Andy Murray has pulled out of the Italian Open in Rome, citing fatigue.
The Briton was due to play David Goffin in the third round on Thursday after a run of 10 successive victories on clay.
The 27-year-old third seed, who had considered skipping the tournament to rest for the French Open, beat Jeremy Chardy 6-4 6-3 in the previous round.
"I've played so much over the past 14 days. I've played 10 matches with some extremely late finishes and my body needs to rest," Murray told BBC Sport.
"I actually felt I played a good match yesterday, but my body is tired. I have to listen to that and respect that."
Elsewhere in the draw, Roger Federer survived a late fightback by Kevin Anderson to win 6-3 7-5 and book his place in the quarter-finals.
If the Swiss beats Czech Tomas Berdych, who overcame local hope Fabio Fognini 6-3 3-6 7-6 (7-2), he could play Rafael Nadal in the semi-final.
The Spaniard reached the last eight with a 6-4 6-4 win over American John Isner and will now meet Swiss Stan Wawrinka on Friday.
Reigning champion Novak Djokovic came from behind to beat Brazilian Thomaz Bellucci 5-7 6-2 6-3.
The world number one next plays Kei Nishikori, who overcame Viktor Troicki 6-4 6-3.
Murray's victory over Frenchman Chardy followed back-to-back tournament victories in Munich and Madrid, where he defeated Rafael Nadal for the first time on clay in the final.
Murray's match against Philipp Kohlschreiber in the second round in Madrid started at 01:12 local time - one minute short of the latest ever on the ATP tour. The match finished at 03:00.
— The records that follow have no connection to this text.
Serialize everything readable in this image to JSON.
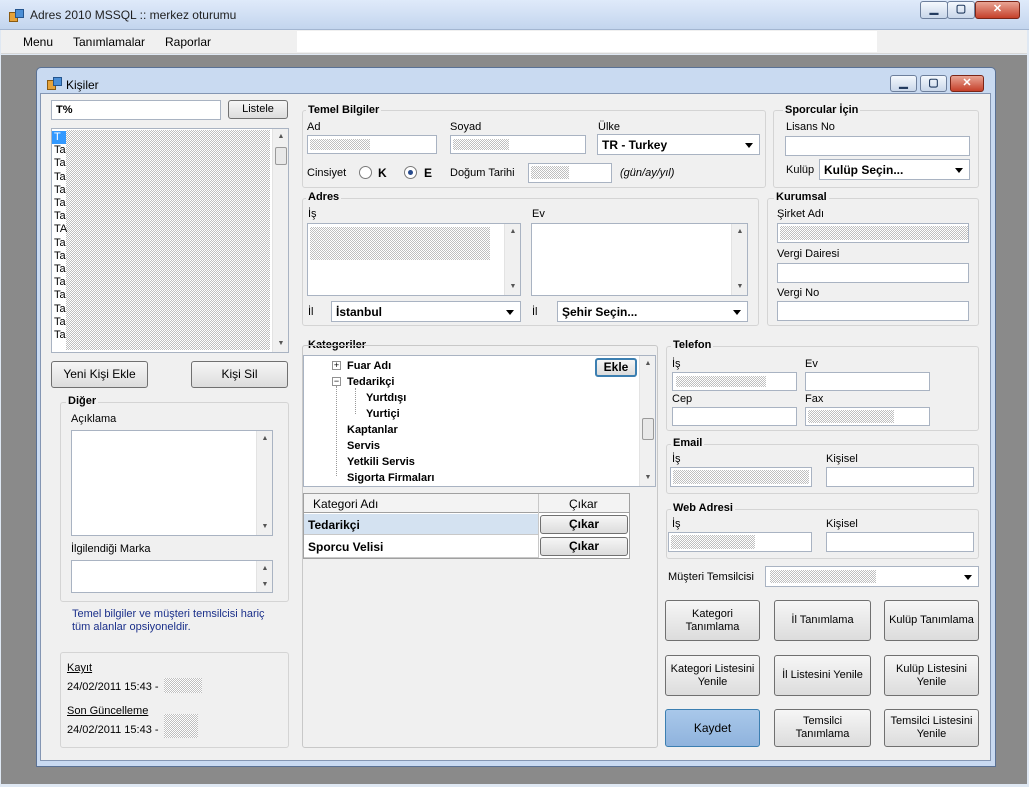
{
  "app": {
    "title": "Adres 2010 MSSQL :: merkez oturumu"
  },
  "menu": [
    "Menu",
    "Tanımlamalar",
    "Raporlar"
  ],
  "child": {
    "title": "Kişiler"
  },
  "search": {
    "value": "T%",
    "button": "Listele"
  },
  "list_items": [
    "T",
    "Ta",
    "Ta",
    "Ta",
    "Ta",
    "Ta",
    "Ta",
    "TA",
    "Ta",
    "Ta",
    "Ta",
    "Ta",
    "Ta",
    "Ta",
    "Ta",
    "Ta",
    "Ta"
  ],
  "buttons": {
    "new": "Yeni Kişi Ekle",
    "delete": "Kişi Sil",
    "add": "Ekle",
    "save": "Kaydet"
  },
  "diger": {
    "title": "Diğer",
    "aciklama": "Açıklama",
    "marka": "İlgilendiği Marka"
  },
  "note": "Temel bilgiler ve müşteri temsilcisi hariç tüm alanlar opsiyoneldir.",
  "audit": {
    "kayit_label": "Kayıt",
    "kayit_value": "24/02/2011 15:43 -",
    "guncel_label": "Son Güncelleme",
    "guncel_value": "24/02/2011 15:43 -"
  },
  "temel": {
    "title": "Temel Bilgiler",
    "ad": "Ad",
    "soyad": "Soyad",
    "ulke": "Ülke",
    "ulke_value": "TR - Turkey",
    "cinsiyet": "Cinsiyet",
    "k": "K",
    "e": "E",
    "dogum": "Doğum Tarihi",
    "format": "(gün/ay/yıl)"
  },
  "sporcu": {
    "title": "Sporcular İçin",
    "lisans": "Lisans No",
    "kulup": "Kulüp",
    "kulup_value": "Kulüp Seçin..."
  },
  "adres": {
    "title": "Adres",
    "is": "İş",
    "ev": "Ev",
    "il1": "İl",
    "il1_value": "İstanbul",
    "il2": "İl",
    "il2_value": "Şehir Seçin..."
  },
  "kurumsal": {
    "title": "Kurumsal",
    "sirket": "Şirket Adı",
    "vergi_dairesi": "Vergi Dairesi",
    "vergi_no": "Vergi No"
  },
  "kategoriler": {
    "title": "Kategoriler",
    "tree": [
      "Fuar Adı",
      "Tedarikçi",
      "Yurtdışı",
      "Yurtiçi",
      "Kaptanlar",
      "Servis",
      "Yetkili Servis",
      "Sigorta Firmaları"
    ]
  },
  "grid": {
    "col1": "Kategori Adı",
    "col2": "Çıkar",
    "rows": [
      {
        "name": "Tedarikçi",
        "action": "Çıkar"
      },
      {
        "name": "Sporcu Velisi",
        "action": "Çıkar"
      }
    ]
  },
  "telefon": {
    "title": "Telefon",
    "is": "İş",
    "ev": "Ev",
    "cep": "Cep",
    "fax": "Fax"
  },
  "email": {
    "title": "Email",
    "is": "İş",
    "kisisel": "Kişisel"
  },
  "web": {
    "title": "Web Adresi",
    "is": "İş",
    "kisisel": "Kişisel"
  },
  "musteri": {
    "label": "Müşteri Temsilcisi"
  },
  "action_buttons": {
    "kategori_tanim": "Kategori Tanımlama",
    "il_tanim": "İl Tanımlama",
    "kulup_tanim": "Kulüp Tanımlama",
    "kategori_yenile": "Kategori Listesini Yenile",
    "il_yenile": "İl Listesini Yenile",
    "kulup_yenile": "Kulüp Listesini Yenile",
    "temsilci_tanim": "Temsilci Tanımlama",
    "temsilci_yenile": "Temsilci Listesini Yenile"
  }
}
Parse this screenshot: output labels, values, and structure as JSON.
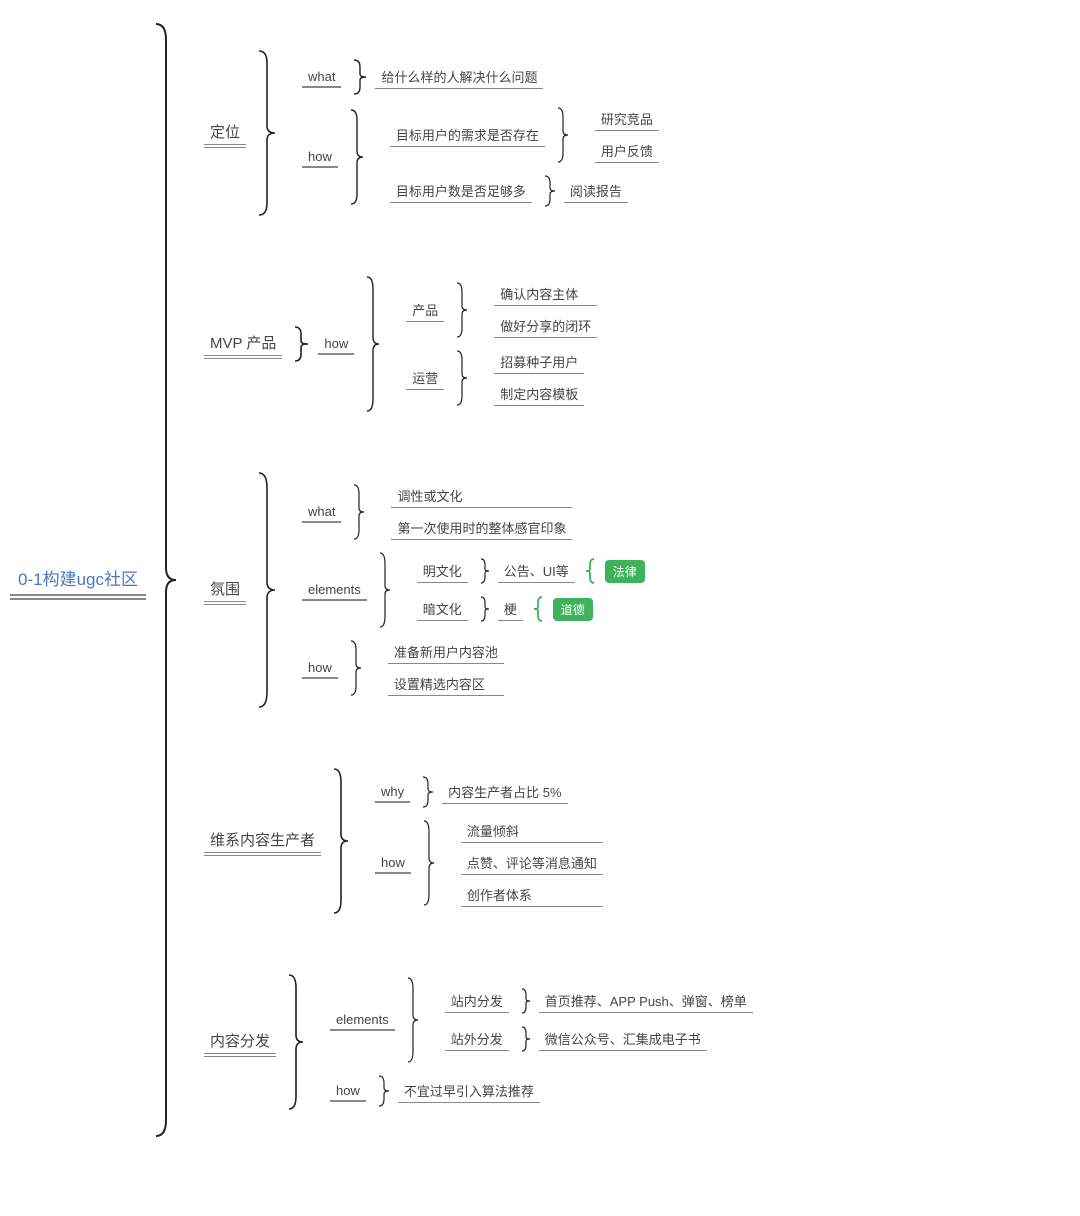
{
  "root": "0-1构建ugc社区",
  "b1": {
    "title": "定位",
    "what": "what",
    "what1": "给什么样的人解决什么问题",
    "how": "how",
    "h1": "目标用户的需求是否存在",
    "h1a": "研究竞品",
    "h1b": "用户反馈",
    "h2": "目标用户数是否足够多",
    "h2a": "阅读报告"
  },
  "b2": {
    "title": "MVP 产品",
    "how": "how",
    "p": "产品",
    "p1": "确认内容主体",
    "p2": "做好分享的闭环",
    "o": "运营",
    "o1": "招募种子用户",
    "o2": "制定内容模板"
  },
  "b3": {
    "title": "氛围",
    "what": "what",
    "w1": "调性或文化",
    "w2": "第一次使用时的整体感官印象",
    "el": "elements",
    "m": "明文化",
    "m1": "公告、UI等",
    "mlaw": "法律",
    "d": "暗文化",
    "d1": "梗",
    "dlaw": "道德",
    "how": "how",
    "h1": "准备新用户内容池",
    "h2": "设置精选内容区"
  },
  "b4": {
    "title": "维系内容生产者",
    "why": "why",
    "y1": "内容生产者占比 5%",
    "how": "how",
    "h1": "流量倾斜",
    "h2": "点赞、评论等消息通知",
    "h3": "创作者体系"
  },
  "b5": {
    "title": "内容分发",
    "el": "elements",
    "in": "站内分发",
    "in1": "首页推荐、APP Push、弹窗、榜单",
    "out": "站外分发",
    "out1": "微信公众号、汇集成电子书",
    "how": "how",
    "h1": "不宜过早引入算法推荐"
  }
}
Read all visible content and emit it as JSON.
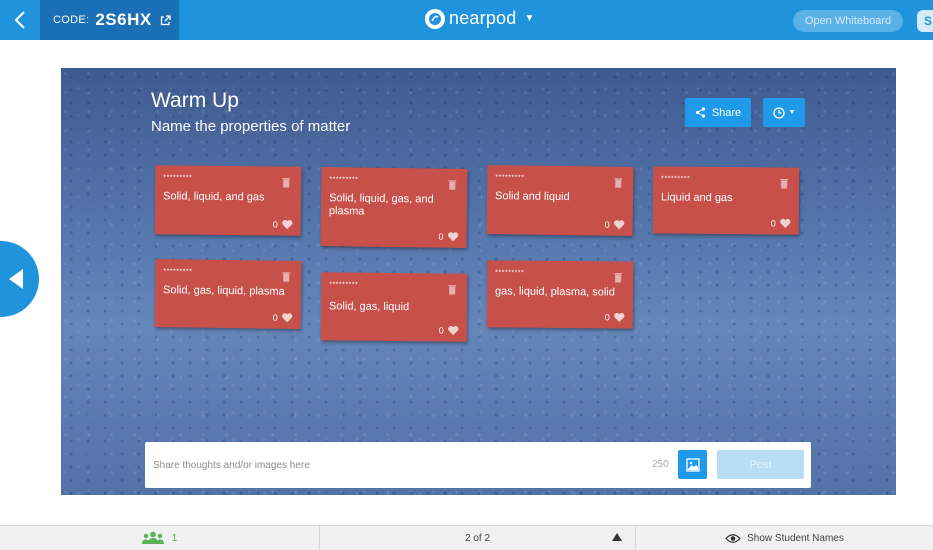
{
  "topbar": {
    "code_label": "CODE:",
    "code_value": "2S6HX",
    "brand_name": "nearpod",
    "whiteboard_label": "Open Whiteboard",
    "s_label": "S"
  },
  "board": {
    "title": "Warm Up",
    "subtitle": "Name the properties of matter",
    "share_label": "Share"
  },
  "cards": [
    {
      "stars": "*********",
      "text": "Solid, liquid, and gas",
      "likes": "0"
    },
    {
      "stars": "*********",
      "text": "Solid, liquid, gas, and plasma",
      "likes": "0"
    },
    {
      "stars": "*********",
      "text": "Solid and liquid",
      "likes": "0"
    },
    {
      "stars": "*********",
      "text": "Liquid and gas",
      "likes": "0"
    },
    {
      "stars": "*********",
      "text": "Solid, gas, liquid, plasma",
      "likes": "0"
    },
    {
      "stars": "*********",
      "text": "Solid, gas, liquid",
      "likes": "0"
    },
    {
      "stars": "*********",
      "text": "gas, liquid, plasma, solid",
      "likes": "0"
    }
  ],
  "postbar": {
    "placeholder": "Share thoughts and/or images here",
    "char_count": "250",
    "post_label": "Post"
  },
  "bottombar": {
    "student_count": "1",
    "pager": "2 of 2",
    "show_names_label": "Show Student Names"
  },
  "colors": {
    "primary": "#1f93db",
    "code_bg": "#1b6fb4",
    "card": "#c7514a",
    "students": "#57b356"
  }
}
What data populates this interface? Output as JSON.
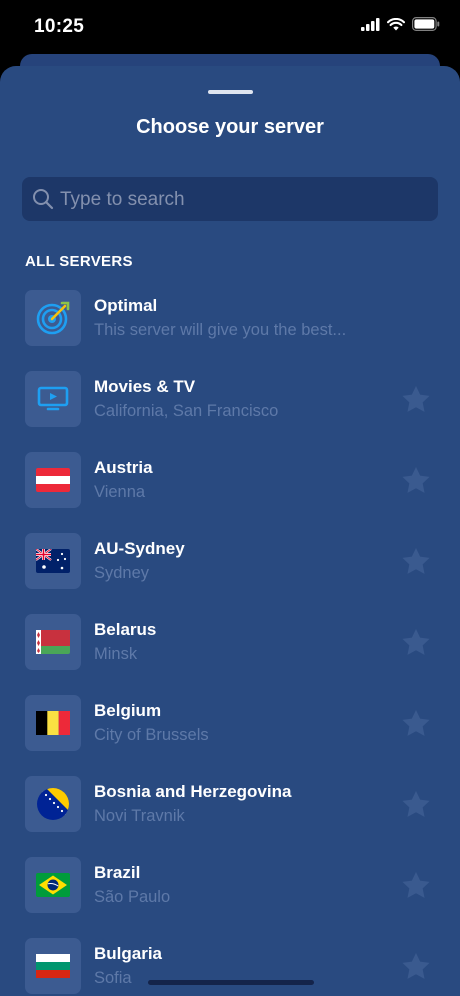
{
  "status": {
    "time": "10:25"
  },
  "sheet": {
    "title": "Choose your server",
    "search_placeholder": "Type to search",
    "section_label": "ALL SERVERS"
  },
  "servers": [
    {
      "name": "Optimal",
      "subtitle": "This server will give you the best...",
      "icon": "target-icon",
      "favorite": false
    },
    {
      "name": "Movies & TV",
      "subtitle": "California, San Francisco",
      "icon": "tv-icon",
      "favorite": true
    },
    {
      "name": "Austria",
      "subtitle": "Vienna",
      "icon": "austria-flag-icon",
      "favorite": true
    },
    {
      "name": "AU-Sydney",
      "subtitle": "Sydney",
      "icon": "australia-flag-icon",
      "favorite": true
    },
    {
      "name": "Belarus",
      "subtitle": "Minsk",
      "icon": "belarus-flag-icon",
      "favorite": true
    },
    {
      "name": "Belgium",
      "subtitle": "City of Brussels",
      "icon": "belgium-flag-icon",
      "favorite": true
    },
    {
      "name": "Bosnia and Herzegovina",
      "subtitle": "Novi Travnik",
      "icon": "bosnia-flag-icon",
      "favorite": true
    },
    {
      "name": "Brazil",
      "subtitle": "São Paulo",
      "icon": "brazil-flag-icon",
      "favorite": true
    },
    {
      "name": "Bulgaria",
      "subtitle": "Sofia",
      "icon": "bulgaria-flag-icon",
      "favorite": true
    }
  ],
  "colors": {
    "sheet": "#294a80",
    "search": "#1d3768",
    "tile": "#3c5b91",
    "subtitle": "#5e79a8",
    "star": "#3a5a8f"
  }
}
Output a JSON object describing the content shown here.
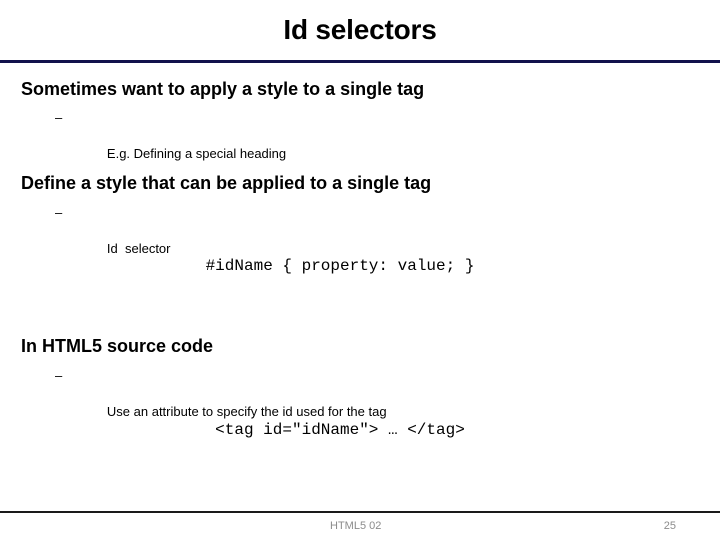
{
  "slide": {
    "title": "Id selectors",
    "accent_color": "#11114c",
    "footer_rule_color": "#1a1a1a",
    "footer_text_color": "#8c8c8c",
    "background_color": "#ffffff",
    "text_color": "#000000"
  },
  "body": {
    "sections": [
      {
        "heading": "Sometimes want to apply a style to a single tag",
        "bullet_marker": "–",
        "sub_bullets": [
          "E.g. Defining a special heading"
        ]
      },
      {
        "heading": "Define a style that can be applied to a single tag",
        "bullet_marker": "–",
        "sub_bullets": [
          "Id  selector"
        ]
      },
      {
        "heading": "In HTML5 source code",
        "bullet_marker": "–",
        "sub_bullets": [
          "Use an attribute to specify the id used for the tag"
        ]
      }
    ],
    "code_samples": [
      "#idName { property: value; }",
      "<tag id=\"idName\"> … </tag>"
    ]
  },
  "footer": {
    "label": "HTML5 02",
    "page_number": "25"
  }
}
After several lengthy matches forced the late start, the Scot said: "If they want the players to perform at their best, players shouldn't be playing at three o'clock in the morning."
The ATP later said it would review its scheduling policy.
World number one Serena Williams has pulled out of the women's event in Rome because of an elbow injury.
The French Open begins on Sunday, 24 May.
|BBC tennis correspondent Russell Fuller:|
|"This was a hard-headed professional decision from Murray, after an element of indecision earlier in the week. The Italian Open is an important tournament in its own right, but with the effects of the past two weeks catching up with him, why risk undermining what has been excellent preparation for Roland Garros?|
|"Players often retire or withdraw from the events leading up to Grand Slams but Murray's CV proves he is no repeat offender. Three days' complete rest is likely to be of greater benefit than another couple of matches when the French Open and Wimbledon come around."|